Pasquotank County Commercial Recycling Program
Common Barriers n n n n Glass breakage Source separation vs commingled Space constrictions behind the bar and by the dumpster Maneuvering trucks in tight downtown spaces Cost Viable markets Enforcement
Conclusion n n Trying to avoid “I DON’T KNOW” Focus on strengths of your community - Strong private sector recycling infrastructure = focus on haulers providing service - Have a local government processing facility? Consider providing direct service n Recycling markets are improving across the state – Don’t miss out on opportunities!
What Businesses Are Affected By The New Legislation? Certain Businesses That Hold Alcohol Beverage Control Permits Must Separate, Store All Recyclable Beverage Containers. Only holders of on-premises malt beverage, on-premises unfortified wine, on-premises fortified wine and mixed beverages permits are affected by the bill.

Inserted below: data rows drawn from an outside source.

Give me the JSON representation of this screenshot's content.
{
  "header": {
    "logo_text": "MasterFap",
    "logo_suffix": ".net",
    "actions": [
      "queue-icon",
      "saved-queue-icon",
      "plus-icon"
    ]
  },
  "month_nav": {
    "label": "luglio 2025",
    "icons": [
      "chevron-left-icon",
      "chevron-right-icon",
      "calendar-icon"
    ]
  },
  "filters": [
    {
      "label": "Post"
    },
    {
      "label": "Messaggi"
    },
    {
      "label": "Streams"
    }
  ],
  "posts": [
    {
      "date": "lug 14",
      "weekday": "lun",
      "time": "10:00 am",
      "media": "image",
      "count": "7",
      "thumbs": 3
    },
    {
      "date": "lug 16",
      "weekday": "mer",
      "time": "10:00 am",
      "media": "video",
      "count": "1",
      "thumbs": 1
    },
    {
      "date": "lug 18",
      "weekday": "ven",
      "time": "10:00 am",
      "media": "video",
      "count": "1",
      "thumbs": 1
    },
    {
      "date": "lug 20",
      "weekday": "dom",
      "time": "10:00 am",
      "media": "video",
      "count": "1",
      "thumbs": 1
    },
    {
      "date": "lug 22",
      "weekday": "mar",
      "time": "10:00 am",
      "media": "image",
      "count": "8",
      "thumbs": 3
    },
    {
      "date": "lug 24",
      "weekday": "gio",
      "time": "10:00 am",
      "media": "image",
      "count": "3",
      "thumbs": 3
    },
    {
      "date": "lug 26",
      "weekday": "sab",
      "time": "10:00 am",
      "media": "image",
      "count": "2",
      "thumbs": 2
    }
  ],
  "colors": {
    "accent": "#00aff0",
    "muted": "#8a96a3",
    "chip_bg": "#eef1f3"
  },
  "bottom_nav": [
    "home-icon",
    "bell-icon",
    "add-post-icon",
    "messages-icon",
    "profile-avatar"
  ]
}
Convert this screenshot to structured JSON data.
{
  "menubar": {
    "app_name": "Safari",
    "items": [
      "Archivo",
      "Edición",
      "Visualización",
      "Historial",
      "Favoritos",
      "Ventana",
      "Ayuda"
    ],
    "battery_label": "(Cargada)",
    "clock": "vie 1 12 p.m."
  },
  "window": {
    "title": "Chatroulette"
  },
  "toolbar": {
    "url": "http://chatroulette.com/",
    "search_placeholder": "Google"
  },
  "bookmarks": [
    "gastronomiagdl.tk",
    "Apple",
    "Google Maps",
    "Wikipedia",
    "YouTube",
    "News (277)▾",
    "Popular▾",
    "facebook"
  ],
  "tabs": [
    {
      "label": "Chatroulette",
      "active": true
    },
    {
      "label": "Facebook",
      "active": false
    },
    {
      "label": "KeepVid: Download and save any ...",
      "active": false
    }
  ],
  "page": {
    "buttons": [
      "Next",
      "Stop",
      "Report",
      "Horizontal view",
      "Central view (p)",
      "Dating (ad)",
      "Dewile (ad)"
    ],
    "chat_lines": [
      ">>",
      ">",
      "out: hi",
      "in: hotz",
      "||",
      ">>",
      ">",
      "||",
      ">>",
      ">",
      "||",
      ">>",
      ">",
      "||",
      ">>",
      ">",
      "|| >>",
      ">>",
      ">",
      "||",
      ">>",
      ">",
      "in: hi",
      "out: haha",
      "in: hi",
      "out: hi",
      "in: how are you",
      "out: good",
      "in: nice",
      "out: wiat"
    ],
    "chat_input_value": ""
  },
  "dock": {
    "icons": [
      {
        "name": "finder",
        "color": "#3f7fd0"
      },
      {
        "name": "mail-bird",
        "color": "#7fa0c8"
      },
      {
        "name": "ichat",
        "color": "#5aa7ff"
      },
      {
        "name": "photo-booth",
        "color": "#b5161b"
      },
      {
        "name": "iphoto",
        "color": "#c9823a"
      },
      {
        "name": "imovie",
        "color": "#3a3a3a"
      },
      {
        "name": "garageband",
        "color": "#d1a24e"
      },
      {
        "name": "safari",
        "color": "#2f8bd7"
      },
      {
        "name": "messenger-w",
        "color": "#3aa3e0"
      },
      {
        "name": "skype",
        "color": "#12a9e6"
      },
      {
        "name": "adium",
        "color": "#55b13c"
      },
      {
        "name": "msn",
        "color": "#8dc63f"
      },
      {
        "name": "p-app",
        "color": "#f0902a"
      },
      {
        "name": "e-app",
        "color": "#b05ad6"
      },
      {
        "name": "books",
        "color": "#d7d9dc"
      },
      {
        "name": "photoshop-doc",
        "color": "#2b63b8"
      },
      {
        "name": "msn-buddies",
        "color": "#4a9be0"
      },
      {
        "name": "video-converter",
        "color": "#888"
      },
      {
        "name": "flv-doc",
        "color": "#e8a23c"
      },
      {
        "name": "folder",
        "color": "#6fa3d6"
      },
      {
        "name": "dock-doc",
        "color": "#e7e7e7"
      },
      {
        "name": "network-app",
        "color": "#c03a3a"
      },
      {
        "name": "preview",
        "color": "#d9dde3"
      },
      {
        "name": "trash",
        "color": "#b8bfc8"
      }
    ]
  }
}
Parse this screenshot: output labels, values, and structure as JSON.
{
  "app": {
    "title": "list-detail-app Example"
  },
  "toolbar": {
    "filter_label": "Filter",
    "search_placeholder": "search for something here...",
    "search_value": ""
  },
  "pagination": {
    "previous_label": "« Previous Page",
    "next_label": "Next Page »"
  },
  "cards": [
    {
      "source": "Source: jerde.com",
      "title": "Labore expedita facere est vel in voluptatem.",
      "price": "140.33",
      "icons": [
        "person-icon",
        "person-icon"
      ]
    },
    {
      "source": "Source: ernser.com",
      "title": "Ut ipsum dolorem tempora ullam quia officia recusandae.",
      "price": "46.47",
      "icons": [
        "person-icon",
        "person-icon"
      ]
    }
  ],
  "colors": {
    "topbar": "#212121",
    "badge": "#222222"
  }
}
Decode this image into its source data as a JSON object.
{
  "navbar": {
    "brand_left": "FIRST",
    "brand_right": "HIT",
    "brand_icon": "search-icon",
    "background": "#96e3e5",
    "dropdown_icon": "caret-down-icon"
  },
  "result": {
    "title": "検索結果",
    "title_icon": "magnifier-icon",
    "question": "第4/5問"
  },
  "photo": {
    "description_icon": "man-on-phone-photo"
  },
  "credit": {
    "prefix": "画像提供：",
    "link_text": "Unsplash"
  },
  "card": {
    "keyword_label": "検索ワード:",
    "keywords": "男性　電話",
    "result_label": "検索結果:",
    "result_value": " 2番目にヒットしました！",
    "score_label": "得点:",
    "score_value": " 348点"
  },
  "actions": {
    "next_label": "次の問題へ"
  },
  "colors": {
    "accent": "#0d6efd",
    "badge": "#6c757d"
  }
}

Recycling is only required for those containers that are sold at retail for on-premises consumption.
Which Containers Will You Be Required To Recycle? • Glass Beverage Bottles • Aluminum Cans • Plastic Bottles
Step 1. Locate A Market For The Containers Generated By Your Establishment
Markets May Include: • Some Waste Haulers • Recycling Services Companies • Some Local Governments
Finding The Right Market: • Check With Your Waste Hauler • Call A Recycling Service • Check With Your Local Government
Checking Your Resources You Can Find Local Government Contacts At This Website: http: //www. p 2 pays. org/localgov/PAYT/ncwaste. asp You Can Find Recycling Services At This Website: http: //www. p 2 pays/DMRM/start. aspx
Step 2. Arranging For Handling • Self Haul? • Inside Collection? • Outside Collection? • Which Contractor? • Which Containers?
Container Vendors Toter, Inc. 800 -772 -0071 Busch Systems 800 -565 -9931 Recycling Products 800 -875 -1735 Mid-Point Intl 888 -646 -4246 Rubbermaid 800 -347 -9800 Rehrig Pacific 800 -421 -6244 Otto 800 -227 -5885 Zarn 501 -951 -2045 Amick Equipment 800 -922 -3795 Ultra-Cart 800 -899 -7856 IPL Plastics 800 -818 -1318
Step 3. Employee Training Should Include: • Top-Down Commitment • Designating Leaders • Designating A Recycling Team • Conducting Basic Training • Providing Written Information and Good Signage • Rewarding Good Behavior!
Program Cost Evaluation Some Costs Include: • Purchase or rental of internal or external containers • Ongoing collection charges by haulers or recycling companies • Costs of transporting materials to a local drop-off center • Signage and other informational materials
Recycling Can Be Cost Effective! • In many instances, businesses that recycle can reduce the number of waste containers they buy or rent and they can reduce the number of waste container “pulls” required, thus saving money.
Key Strategies • Make a thorough search for recycling services. • Ask your hauler or recycling company to provide containers as part of their service to avoid having to purchase them. • Use opportunities to commingle materials (as allowed by your service provider or local drop-off) to decrease the number of bins you will need. • Explore the idea of sharing revenues from the sale of recyclables by your service provider. • You may be able to save money by recycling more materials.